10.  practice of collective bargaining
a.       typical agreement pertains to four topics:
i.        union security and management rights
ii.      wage and effort bargain
iii.    individual job security
iv.    administration
11.  the decline of unionism, collective bargaining and labor law
a.       by 1980, union membership was declining
b.      currently, numbers are very low
c.       decline attributed to a number of factors, including:
i.        shift in employment from industrial production to white-collar and service work
ii.      substitution of new technology for manufacturing workers and corresponding loss of union membership

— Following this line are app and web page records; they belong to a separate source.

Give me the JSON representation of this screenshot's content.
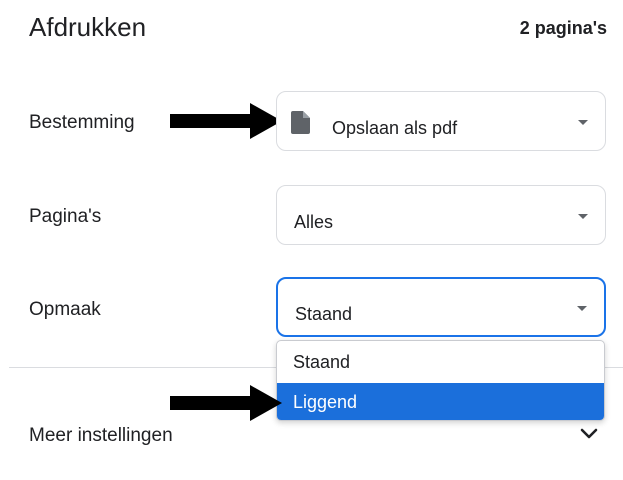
{
  "header": {
    "title": "Afdrukken",
    "page_count": "2 pagina's"
  },
  "destination": {
    "label": "Bestemming",
    "value": "Opslaan als pdf",
    "icon": "file-icon"
  },
  "pages": {
    "label": "Pagina's",
    "value": "Alles"
  },
  "layout": {
    "label": "Opmaak",
    "value": "Staand",
    "options": [
      "Staand",
      "Liggend"
    ],
    "highlighted_option": "Liggend"
  },
  "more_settings": {
    "label": "Meer instellingen",
    "icon": "chevron-down-icon"
  },
  "colors": {
    "accent": "#1a73e8",
    "highlight": "#1b6fdb",
    "arrow": "#000000"
  }
}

iii.    shifting demographics of labor force by age, sex, race, ethnicity, and education and labor’s failure to adapt is organizing and representation to new workforce
iv.    growth of contingent workforce
v.      globalization of labor and out-sourcing of manufacturing and other low-skilled job to the south or to western states where union density is low and more recently to low-waged foreign countries
vi.    hardening of employer resistance to unionization, remedial shortcoming s of the NLRA, and law’s hostility toward organized labor
vii.  tendency toward bureaucracy and complacency in union leadership, loss of militancy, and concomitant drop in class consciousness of workers
d.      Cynthia Estlund, The Ossification of American Labor Law (2002)
i.        argues legislative gridlock and judicial application of a strong federal preemption doctrine have operated to prevent labor law from adapting to suit modern work practices and to isolate it from the creative innovations that have characterized the common law of employment and the evolution of constitutional theory and doctrine
ii.      ossification of American labor law – has been essentially sealed off both from democratic revision and renewal and from local experimentation and innovation
iii.    party due to political impasse at federal level
iv.    broad implied federal preemption of state and local laws affecting collective labor relations blocks democratically inspired reforms or variations at that level
v.      imperviousness of labor law to most constitutional scrutiny – insulated labor law from evolving legal norms
vi.    resistance to transnational legal authority – insulated it from influence of international human rights, etc.
D.    The Emerging Individual Rights Model
1.      Stephen F. Befort, Labor and Employment Law at the Millennium: A Historical Review and Critical Assessment (2002)
a.       survey of the individual rights-based statutory and judicial doctrine that have supplanted unionism and collective bargaining for the majority of employees as the primary source of workers’ rights
b.      newer statutory enactments: (1) statutes that prohibit discrimination on the basis of certain protected characteristics; (2) statutes that establish minimum workplace requirements
c.       antidiscrimination statutes:
i.        Title VII of the Civil Rights Act
ii.      Age Discrimination in Employment Act of 1967
iii.    Americans With Disabilities Act of 1990
iv.    provide protection to workers, not as workers, but as members of a protected class
v.      employers are only prohibited from discriminating – not required to act on the basis of notions of fairness or cause